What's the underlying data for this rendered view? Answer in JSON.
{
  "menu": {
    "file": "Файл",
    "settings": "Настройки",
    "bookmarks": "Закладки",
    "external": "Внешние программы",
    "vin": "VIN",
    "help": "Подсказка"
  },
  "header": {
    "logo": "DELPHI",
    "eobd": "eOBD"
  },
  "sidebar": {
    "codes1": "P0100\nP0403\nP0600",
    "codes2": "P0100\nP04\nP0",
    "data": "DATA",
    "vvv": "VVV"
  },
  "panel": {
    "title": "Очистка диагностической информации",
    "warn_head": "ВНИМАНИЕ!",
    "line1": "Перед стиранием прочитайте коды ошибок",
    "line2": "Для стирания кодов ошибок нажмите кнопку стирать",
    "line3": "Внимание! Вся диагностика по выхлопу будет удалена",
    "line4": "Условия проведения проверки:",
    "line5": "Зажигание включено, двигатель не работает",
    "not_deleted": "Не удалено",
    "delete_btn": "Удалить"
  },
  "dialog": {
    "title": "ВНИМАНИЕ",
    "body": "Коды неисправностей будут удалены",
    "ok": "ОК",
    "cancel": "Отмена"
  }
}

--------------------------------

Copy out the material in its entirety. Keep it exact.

__TASK RESPONSE__
What's the underlying data for this rendered view? Answer in JSON.
{
  "menu": {
    "file": "Файл",
    "settings": "Настройки",
    "bookmarks": "Закладки",
    "external": "Внешние программы",
    "vin": "VIN",
    "help": "Подсказка"
  },
  "header": {
    "logo": "DELPHI",
    "eobd": "eOBD"
  },
  "sidebar": {
    "codes1": "P0100\nP0403\nP0600",
    "codes2": "P0100\nP04\nP0",
    "data": "DATA",
    "vvv": "VVV"
  },
  "panel": {
    "title": "Очистка диагностической информации",
    "warn_head": "ВНИМАНИЕ!",
    "line1": "Перед стиранием прочитайте коды ошибок",
    "line2": "Для стирания кодов ошибок нажмите кнопку стирать",
    "line3": "Внимание! Вся диагностика по выхлопу будет удалена",
    "line4": "Условия проведения проверки:",
    "line5": "Зажигание включено, двигатель не работает",
    "not_deleted": "Не удалено",
    "delete_btn": "Удалить"
  },
  "dialog": {
    "title": "ВНИМАНИЕ",
    "body": "Коды неисправностей будут удалены",
    "ok": "ОК",
    "cancel": "Отмена"
  }
}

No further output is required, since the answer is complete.